“Colonel Skardon is truly a great American, and one of the greatest individuals in the history of Clemson University. I can only aspire to serve others as selflessly as this man has during the course of his life.”

After graduating Clemson in 1938, Skardon commissioned into the Army, going on to become the commander of Company A of the 92nd Infantry Regiment PA (Philippine Army), a battalion of Filipino Army recruits on the Bataan Peninsula in the Philippines. He became a prisoner of war with tens of thousands of his brothers-in-arms when American troops in that area of operation were forced to surrender to the Japanese April 9, 1942.

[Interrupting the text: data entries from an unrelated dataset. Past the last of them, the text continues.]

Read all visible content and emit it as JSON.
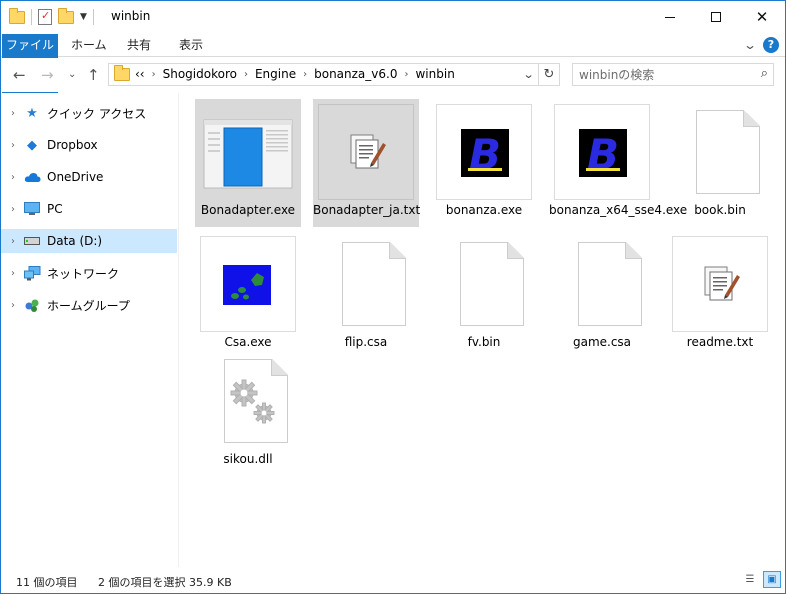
{
  "window": {
    "title": "winbin"
  },
  "ribbon": {
    "tabs": [
      "ファイル",
      "ホーム",
      "共有",
      "表示"
    ]
  },
  "address": {
    "overflow": "‹‹",
    "crumbs": [
      "Shogidokoro",
      "Engine",
      "bonanza_v6.0",
      "winbin"
    ]
  },
  "search": {
    "placeholder": "winbinの検索"
  },
  "nav": {
    "items": [
      {
        "label": "クイック アクセス",
        "icon": "star-icon"
      },
      {
        "label": "Dropbox",
        "icon": "dropbox-icon"
      },
      {
        "label": "OneDrive",
        "icon": "cloud-icon"
      },
      {
        "label": "PC",
        "icon": "monitor-icon"
      },
      {
        "label": "Data (D:)",
        "icon": "drive-icon",
        "selected": true
      },
      {
        "label": "ネットワーク",
        "icon": "network-icon"
      },
      {
        "label": "ホームグループ",
        "icon": "homegroup-icon"
      }
    ]
  },
  "files": [
    {
      "name": "Bonadapter.exe",
      "icon": "app-window-icon",
      "selected": true
    },
    {
      "name": "Bonadapter_ja.txt",
      "icon": "text-document-icon",
      "selected": true
    },
    {
      "name": "bonanza.exe",
      "icon": "bonanza-b-icon"
    },
    {
      "name": "bonanza_x64_sse4.exe",
      "icon": "bonanza-b-icon"
    },
    {
      "name": "book.bin",
      "icon": "blank-file-icon"
    },
    {
      "name": "Csa.exe",
      "icon": "csa-app-icon"
    },
    {
      "name": "flip.csa",
      "icon": "blank-file-icon"
    },
    {
      "name": "fv.bin",
      "icon": "blank-file-icon"
    },
    {
      "name": "game.csa",
      "icon": "blank-file-icon"
    },
    {
      "name": "readme.txt",
      "icon": "text-document-icon"
    },
    {
      "name": "sikou.dll",
      "icon": "dll-gears-icon"
    }
  ],
  "status": {
    "count": "11 個の項目",
    "selection": "2 個の項目を選択  35.9 KB"
  },
  "colors": {
    "accent": "#1979ca",
    "selection": "#cce8ff",
    "file_selected": "#d9d9d9"
  }
}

He lived through one of the most infamous ordeals of World War II, the Bataan Death March, in which thousands of sick, wounded and starving soldiers were marched 80 miles in the searing heat through the Philippine jungles. Thousands died. Those that survived the march then had to survive the inhumane and brutal conditions of Japanese prisoner-of-war camps.

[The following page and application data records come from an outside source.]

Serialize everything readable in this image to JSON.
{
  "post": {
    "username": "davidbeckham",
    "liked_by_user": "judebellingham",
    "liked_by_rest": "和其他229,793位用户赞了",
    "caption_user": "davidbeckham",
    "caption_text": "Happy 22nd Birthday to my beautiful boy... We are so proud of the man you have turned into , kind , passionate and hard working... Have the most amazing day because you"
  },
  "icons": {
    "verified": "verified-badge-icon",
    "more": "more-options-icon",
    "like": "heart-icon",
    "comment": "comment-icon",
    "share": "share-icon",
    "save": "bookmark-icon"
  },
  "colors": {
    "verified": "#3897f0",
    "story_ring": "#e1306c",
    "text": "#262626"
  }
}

Skardon survived for more than three years in the camps, despite becoming deathly ill. Two fellow Clemson alumni, Henry Leitner and Otis Morgan, kept him alive by spoon-feeding him and eventually trading his gold Clemson ring — which he had managed to keep hidden — for food. Leitner and Morgan did not survive the war.

Incredibly, Skardon also survived the sinking of two unmarked Japanese transport ships carrying him and other POWs to mainland Japan. Russian units finally freed him in August 1945.

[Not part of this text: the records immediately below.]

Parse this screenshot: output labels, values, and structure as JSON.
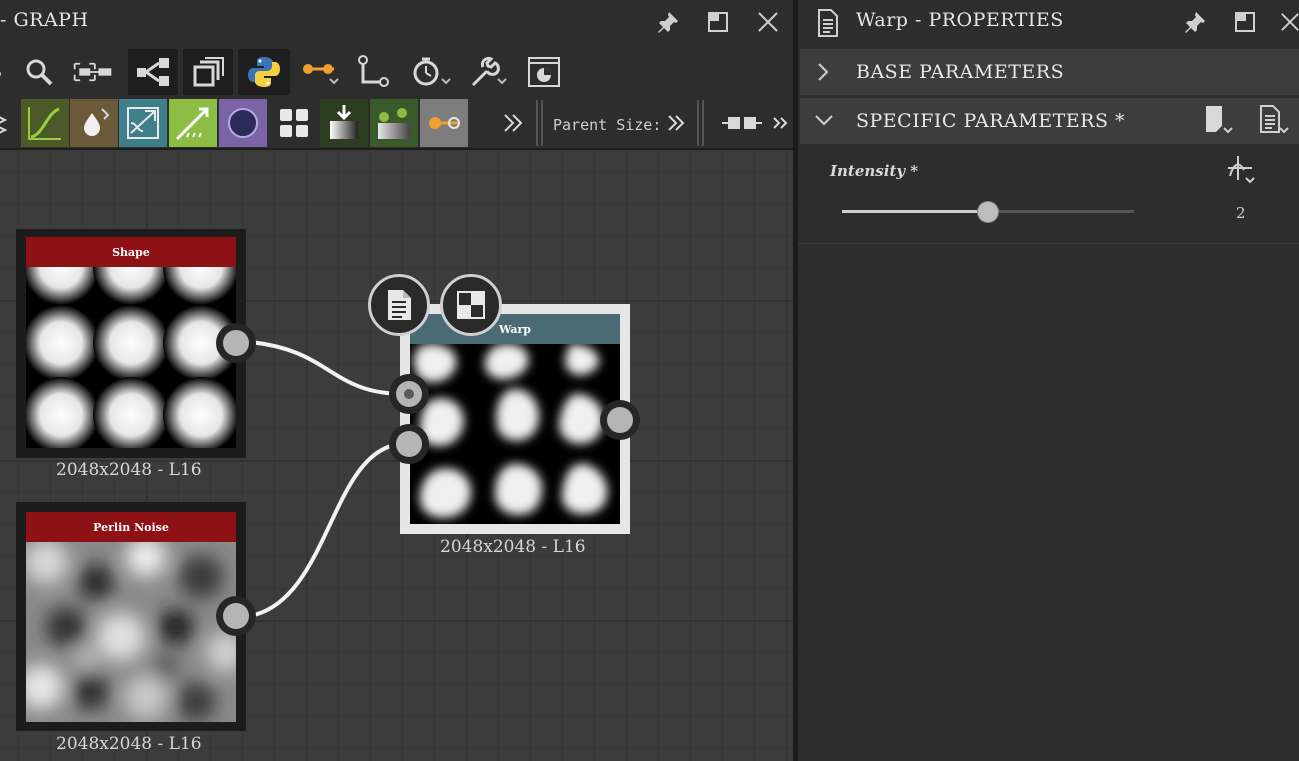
{
  "graph": {
    "title": "- GRAPH",
    "parent_size_label": "Parent Size:",
    "nodes": [
      {
        "title": "Shape",
        "caption": "2048x2048 - L16",
        "header_color": "#8e1116"
      },
      {
        "title": "Perlin Noise",
        "caption": "2048x2048 - L16",
        "header_color": "#8e1116"
      },
      {
        "title": "Warp",
        "caption": "2048x2048 - L16",
        "header_color": "#4a6b73"
      }
    ]
  },
  "properties": {
    "title": "Warp - PROPERTIES",
    "sections": [
      {
        "label": "BASE PARAMETERS",
        "expanded": false
      },
      {
        "label": "SPECIFIC PARAMETERS *",
        "expanded": true
      }
    ],
    "parameter": {
      "label": "Intensity *",
      "value": "2",
      "fraction": 0.5
    }
  },
  "colors": {
    "accent_orange": "#f0a030",
    "python_blue": "#3b73b4",
    "python_yellow": "#f4cf3e"
  }
}
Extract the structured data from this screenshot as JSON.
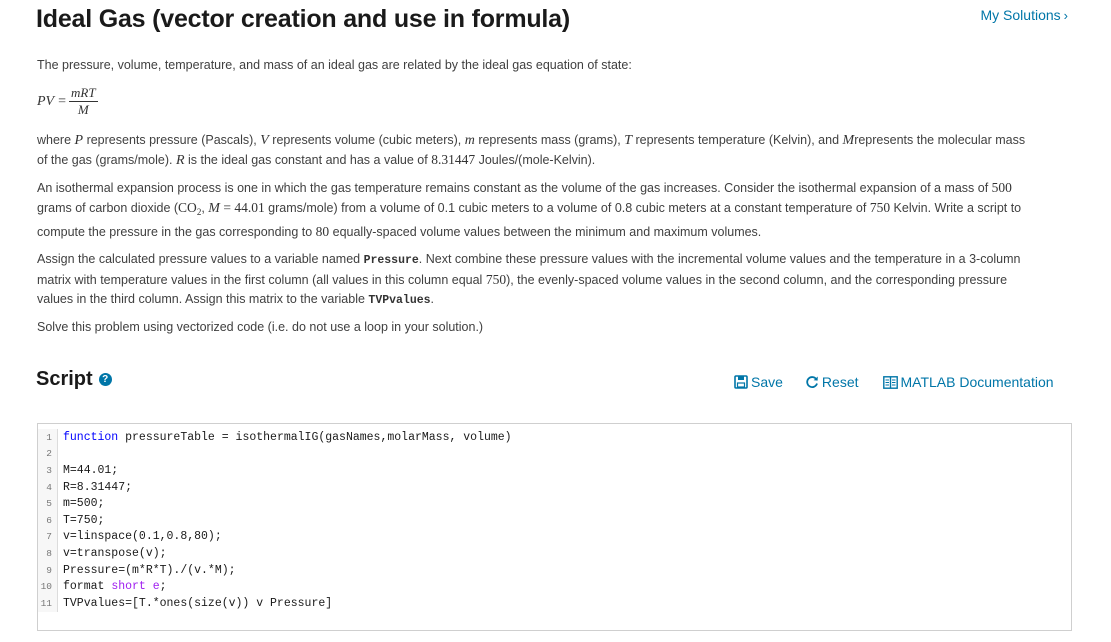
{
  "header": {
    "title": "Ideal Gas (vector creation and use in formula)",
    "my_solutions": "My Solutions",
    "my_solutions_chevron": "›"
  },
  "problem": {
    "intro": "The pressure, volume, temperature, and mass of an ideal gas are related by the ideal gas equation of state:",
    "equation": {
      "lhs": "PV",
      "eq": "=",
      "numerator": "mRT",
      "denominator": "M"
    },
    "p2": {
      "a": "where ",
      "P": "P",
      "b": " represents pressure (Pascals), ",
      "V": "V",
      "c": " represents volume (cubic meters), ",
      "m": "m",
      "d": " represents mass (grams), ",
      "T": "T",
      "e": " represents temperature (Kelvin), and ",
      "M": "M",
      "f": "represents the molecular mass of the gas (grams/mole).  ",
      "R": "R",
      "g": " is the ideal gas constant and has a value of ",
      "Rval": "8.31447",
      "h": " Joules/(mole-Kelvin)."
    },
    "p3": {
      "a": "An isothermal expansion process is one in which the gas temperature remains constant as the volume of the gas increases.  Consider the isothermal expansion of a mass of ",
      "mass": "500",
      "b": " grams of carbon dioxide (",
      "co": "CO",
      "co_sub": "2",
      "comma": ", ",
      "M": "M",
      "eq": " = ",
      "mval": "44.01",
      "c": " grams/mole) from a volume of 0.1 cubic meters to a volume of 0.8 cubic meters at a constant temperature of ",
      "temp": "750",
      "d": " Kelvin.  Write a script to compute the pressure in the gas corresponding to ",
      "n": "80",
      "e": " equally-spaced volume values between the minimum and maximum volumes."
    },
    "p4": {
      "a": "Assign the calculated pressure values to a variable named ",
      "var1": "Pressure",
      "b": ".  Next combine these pressure values with the incremental volume values and the temperature in a 3-column matrix with temperature values in the first column (all values in this column equal ",
      "temp": "750",
      "c": "), the evenly-spaced volume values in the second column, and the corresponding pressure values in the third column.  Assign this matrix to the variable ",
      "var2": "TVPvalues",
      "d": "."
    },
    "p5": "Solve this problem using vectorized code (i.e. do not use a loop in your solution.)"
  },
  "script": {
    "title": "Script",
    "help_icon": "?",
    "save": "Save",
    "reset": "Reset",
    "docs": "MATLAB Documentation"
  },
  "code_lines": [
    {
      "n": "1",
      "parts": [
        {
          "t": "function",
          "k": "kw"
        },
        {
          "t": " pressureTable = isothermalIG(gasNames,molarMass, volume)"
        }
      ]
    },
    {
      "n": "2",
      "parts": [
        {
          "t": ""
        }
      ]
    },
    {
      "n": "3",
      "parts": [
        {
          "t": "M=44.01;"
        }
      ]
    },
    {
      "n": "4",
      "parts": [
        {
          "t": "R=8.31447;"
        }
      ]
    },
    {
      "n": "5",
      "parts": [
        {
          "t": "m=500;"
        }
      ]
    },
    {
      "n": "6",
      "parts": [
        {
          "t": "T=750;"
        }
      ]
    },
    {
      "n": "7",
      "parts": [
        {
          "t": "v=linspace(0.1,0.8,80);"
        }
      ]
    },
    {
      "n": "8",
      "parts": [
        {
          "t": "v=transpose(v);"
        }
      ]
    },
    {
      "n": "9",
      "parts": [
        {
          "t": "Pressure=(m*R*T)./(v.*M);"
        }
      ]
    },
    {
      "n": "10",
      "parts": [
        {
          "t": "format "
        },
        {
          "t": "short e",
          "k": "str"
        },
        {
          "t": ";"
        }
      ]
    },
    {
      "n": "11",
      "parts": [
        {
          "t": "TVPvalues=[T.*ones(size(v)) v Pressure]"
        }
      ]
    }
  ],
  "colors": {
    "link": "#0076a8",
    "keyword": "#0000ff",
    "string": "#a020f0"
  }
}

He went on to serve in Korea from 1951-52, and retired from the Army at the rank of colonel in 1962. He joined the Clemson faculty in the Department of English and was named Alumni Master Teacher in 1977. He taught at Clemson until his retirement in 1985 – but that was just another beginning for him.

In recent years, Skardon has become well-known in military circles as the only survivor who walks in the annual Bataan Memorial Death March in White Sands, New Mexico. He has walked eight-and-a-half miles in the event every year for the last eight years and plans to make the pilgrimage for a ninth time next year.

Skardon’s legend has gone beyond generational admiration and become a part of Clemson’s identity – his words literally written in stone in Memorial Park, adjacent to the stadium:

What will you commit to?
What will you leave?
What will you give to?
What do you believe?
Who will you respect?
What will you fight for?
Who will you protect?
What will you give a life for?
How will you serve?

“For me personally, he has been a teacher, mentor, and friend for more than 30 years,” said David Stalnaker, of Dallas, Texas - a 1984 Clemson graduate and former student of Skardon’s who with his wife Eva donated the money to construct the monument. “Probably due to his Bataan experience, the American flag is very special to Colonel Skardon – he tears up when he sees the Stars and Stripes going up into the sky. Thus, we thought the flagpole in Clemson Memorial Stadium would be a fitting tribute to this exemplary Clemson man. We hope that everyone will pause for a moment when they see that beautiful flag flying in the stadium and think about the sacrifices people like Ben Skardon have made to keep us free.”

Skardon, looking sharp in a crisp dark jacket under a white sky, and a small American flag on his breast, steadied himself against the new brick and bronze tribute to him and gave his perspective on the honor.

“One of the blessings which I have grown to cherish in my 81 years of association with Clemson University is the friendships that I have established with my Clemson Family,” he said. “The flagpole, I hold in reverence because it flies our National Banner, which is symbolic of the thousands whose lives made it sacred. I am especially indebted to Henry Daniel Leitner '37 and Otis Foster Morgan '38.

At football games at Clemson in Death Valley, the name is ironic for me. ‘Though I walk through the valley of the shadow of death’ ... it haunts me. I have trouble singing. Memories flood my mind. Tears come to my eyes. So many brave men and women are represented by our flag.

As poet [John Vance] Cheney has written: ‘Had the eye no tears, the soul would have no rainbow.’”